The Deadly Snakes were a Canadian indie rock band influenced by garage rock, folk rock, and early R&B. Formed in Toronto in 1996, the band's final line-up consisted of André Ethier on vocals and guitars, Matthew Carlson on guitar, trumpet and bass, Chad Ross on guitar, bass and mandolin, Jeremi Madsen on guitar, bass, saxophone and percussion, Max McCabe-Lokos (using the stage name Age of Danger) on piano, organ and percussion, and Andrew "Gunn" Moszynski on guitar and drums

Is Porcella the best album by The Deadly Snakes? BestEverAlbums. com brings together thousands of 'greatest ever album' charts and calculates an overall ranking. This album At A Glance. Porcella by The Deadly Snakes (2005) Release date: 2005-09-27 Overall rank: 41,480th. Accolades: Top albums of 2005 (1,052nd). Top albums of the 2000s (10,001st). Best albums of all time (41,480th).
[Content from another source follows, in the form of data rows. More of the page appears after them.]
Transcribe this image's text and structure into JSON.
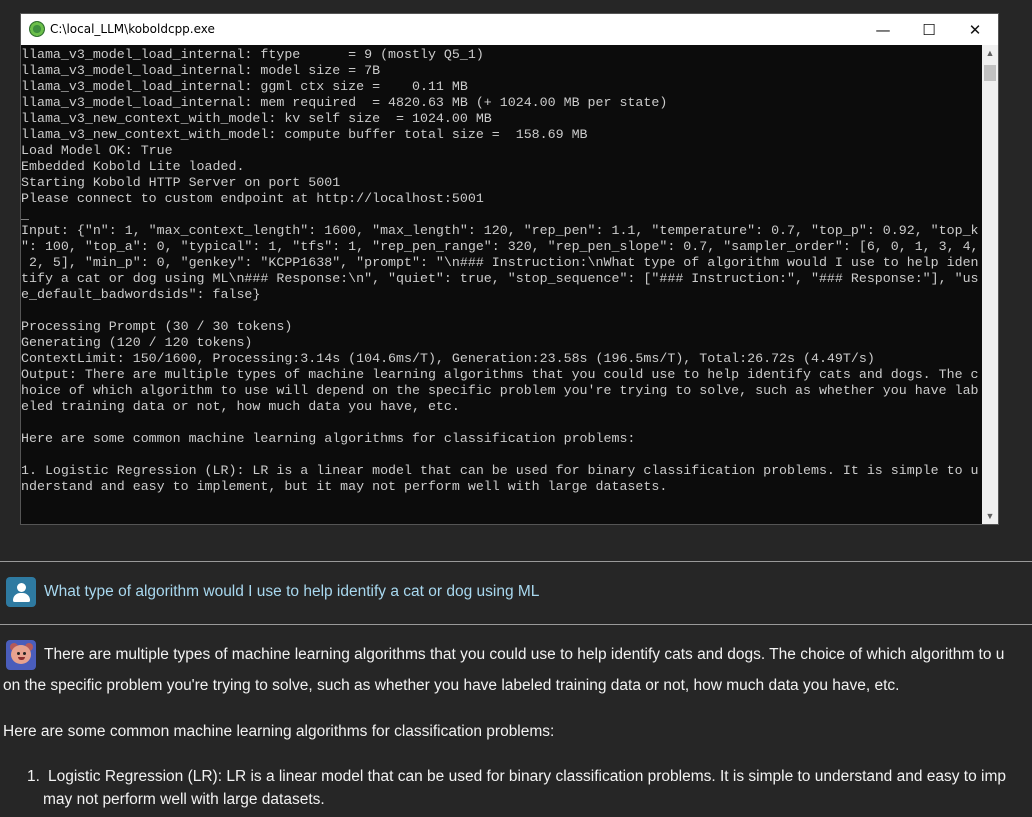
{
  "window": {
    "title": "C:\\local_LLM\\koboldcpp.exe",
    "minimize_glyph": "—",
    "maximize_glyph": "☐",
    "close_glyph": "✕",
    "app_icon": "koboldcpp-icon",
    "scroll_up_glyph": "▲",
    "scroll_down_glyph": "▼"
  },
  "console": {
    "lines": [
      "llama_v3_model_load_internal: ftype      = 9 (mostly Q5_1)",
      "llama_v3_model_load_internal: model size = 7B",
      "llama_v3_model_load_internal: ggml ctx size =    0.11 MB",
      "llama_v3_model_load_internal: mem required  = 4820.63 MB (+ 1024.00 MB per state)",
      "llama_v3_new_context_with_model: kv self size  = 1024.00 MB",
      "llama_v3_new_context_with_model: compute buffer total size =  158.69 MB",
      "Load Model OK: True",
      "Embedded Kobold Lite loaded.",
      "Starting Kobold HTTP Server on port 5001",
      "Please connect to custom endpoint at http://localhost:5001",
      "_",
      "Input: {\"n\": 1, \"max_context_length\": 1600, \"max_length\": 120, \"rep_pen\": 1.1, \"temperature\": 0.7, \"top_p\": 0.92, \"top_k",
      "\": 100, \"top_a\": 0, \"typical\": 1, \"tfs\": 1, \"rep_pen_range\": 320, \"rep_pen_slope\": 0.7, \"sampler_order\": [6, 0, 1, 3, 4,",
      " 2, 5], \"min_p\": 0, \"genkey\": \"KCPP1638\", \"prompt\": \"\\n### Instruction:\\nWhat type of algorithm would I use to help iden",
      "tify a cat or dog using ML\\n### Response:\\n\", \"quiet\": true, \"stop_sequence\": [\"### Instruction:\", \"### Response:\"], \"us",
      "e_default_badwordsids\": false}",
      "",
      "Processing Prompt (30 / 30 tokens)",
      "Generating (120 / 120 tokens)",
      "ContextLimit: 150/1600, Processing:3.14s (104.6ms/T), Generation:23.58s (196.5ms/T), Total:26.72s (4.49T/s)",
      "Output: There are multiple types of machine learning algorithms that you could use to help identify cats and dogs. The c",
      "hoice of which algorithm to use will depend on the specific problem you're trying to solve, such as whether you have lab",
      "eled training data or not, how much data you have, etc.",
      "",
      "Here are some common machine learning algorithms for classification problems:",
      "",
      "1. Logistic Regression (LR): LR is a linear model that can be used for binary classification problems. It is simple to u",
      "nderstand and easy to implement, but it may not perform well with large datasets."
    ]
  },
  "chat": {
    "user_avatar_icon": "user-avatar-icon",
    "bot_avatar_icon": "kobold-avatar-icon",
    "user_message": "What type of algorithm would I use to help identify a cat or dog using ML",
    "bot_line_1": "There are multiple types of machine learning algorithms that you could use to help identify cats and dogs. The choice of which algorithm to u",
    "bot_line_2": "on the specific problem you're trying to solve, such as whether you have labeled training data or not, how much data you have, etc.",
    "bot_line_3": "Here are some common machine learning algorithms for classification problems:",
    "bot_list_number": "1.",
    "bot_line_4": "Logistic Regression (LR): LR is a linear model that can be used for binary classification problems. It is simple to understand and easy to imp",
    "bot_line_5": "may not perform well with large datasets."
  }
}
Definitely, the Deadly Snakes are a changed band. It's almost been a decade since they were hatched in the basements and donut shops of Toronto's west side. They aren't teenagers anymore but somehow they've managed to sustain their raucous essence. Along with that youthful abandon, on their new classic, they actually embrace their ageing process as well (unlike some of their heroes - sorry Keith). Their latest album is just as raw as anything they've put to wax, but this meat is seasoned with foreign salts. Porcella is seared with defied expectations, but still pangs.